→ **What you have to do**
Could you write out each of the records below exactly?

→ **Entries supplied**
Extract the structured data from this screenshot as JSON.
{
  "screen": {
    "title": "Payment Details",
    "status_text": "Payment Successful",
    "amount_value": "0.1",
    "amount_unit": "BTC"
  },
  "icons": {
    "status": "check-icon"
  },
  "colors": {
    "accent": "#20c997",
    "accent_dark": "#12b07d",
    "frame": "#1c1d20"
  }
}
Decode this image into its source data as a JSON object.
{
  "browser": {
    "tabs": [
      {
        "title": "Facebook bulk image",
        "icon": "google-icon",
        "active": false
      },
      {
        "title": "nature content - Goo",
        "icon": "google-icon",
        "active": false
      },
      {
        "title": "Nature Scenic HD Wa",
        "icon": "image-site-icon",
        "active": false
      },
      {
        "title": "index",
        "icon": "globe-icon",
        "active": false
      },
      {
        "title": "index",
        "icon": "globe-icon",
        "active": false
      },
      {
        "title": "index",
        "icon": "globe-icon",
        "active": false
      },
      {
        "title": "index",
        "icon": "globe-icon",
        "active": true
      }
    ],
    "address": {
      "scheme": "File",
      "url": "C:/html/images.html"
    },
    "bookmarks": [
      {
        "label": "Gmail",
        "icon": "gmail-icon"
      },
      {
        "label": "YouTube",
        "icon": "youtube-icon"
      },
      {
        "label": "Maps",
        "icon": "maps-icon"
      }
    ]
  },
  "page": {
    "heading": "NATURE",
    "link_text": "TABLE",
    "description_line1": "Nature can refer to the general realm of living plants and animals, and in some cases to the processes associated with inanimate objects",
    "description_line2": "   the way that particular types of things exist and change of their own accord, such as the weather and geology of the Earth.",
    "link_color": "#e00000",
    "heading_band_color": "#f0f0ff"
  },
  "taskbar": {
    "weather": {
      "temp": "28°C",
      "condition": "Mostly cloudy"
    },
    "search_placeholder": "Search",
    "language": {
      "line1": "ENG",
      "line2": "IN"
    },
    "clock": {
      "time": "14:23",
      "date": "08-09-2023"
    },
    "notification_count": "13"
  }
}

→ **Task answer**
Extract the structured data from this screenshot as JSON.
{
  "screen": {
    "title": "Payment Details",
    "status_text": "Payment Successful",
    "amount_value": "0.1",
    "amount_unit": "BTC"
  },
  "icons": {
    "status": "check-icon"
  },
  "colors": {
    "accent": "#20c997",
    "accent_dark": "#12b07d",
    "frame": "#1c1d20"
  }
}
Decode this image into its source data as a JSON object.
{
  "browser": {
    "tabs": [
      {
        "title": "Facebook bulk image",
        "icon": "google-icon",
        "active": false
      },
      {
        "title": "nature content - Goo",
        "icon": "google-icon",
        "active": false
      },
      {
        "title": "Nature Scenic HD Wa",
        "icon": "image-site-icon",
        "active": false
      },
      {
        "title": "index",
        "icon": "globe-icon",
        "active": false
      },
      {
        "title": "index",
        "icon": "globe-icon",
        "active": false
      },
      {
        "title": "index",
        "icon": "globe-icon",
        "active": false
      },
      {
        "title": "index",
        "icon": "globe-icon",
        "active": true
      }
    ],
    "address": {
      "scheme": "File",
      "url": "C:/html/images.html"
    },
    "bookmarks": [
      {
        "label": "Gmail",
        "icon": "gmail-icon"
      },
      {
        "label": "YouTube",
        "icon": "youtube-icon"
      },
      {
        "label": "Maps",
        "icon": "maps-icon"
      }
    ]
  },
  "page": {
    "heading": "NATURE",
    "link_text": "TABLE",
    "description_line1": "Nature can refer to the general realm of living plants and animals, and in some cases to the processes associated with inanimate objects",
    "description_line2": "   the way that particular types of things exist and change of their own accord, such as the weather and geology of the Earth.",
    "link_color": "#e00000",
    "heading_band_color": "#f0f0ff"
  },
  "taskbar": {
    "weather": {
      "temp": "28°C",
      "condition": "Mostly cloudy"
    },
    "search_placeholder": "Search",
    "language": {
      "line1": "ENG",
      "line2": "IN"
    },
    "clock": {
      "time": "14:23",
      "date": "08-09-2023"
    },
    "notification_count": "13"
  }
}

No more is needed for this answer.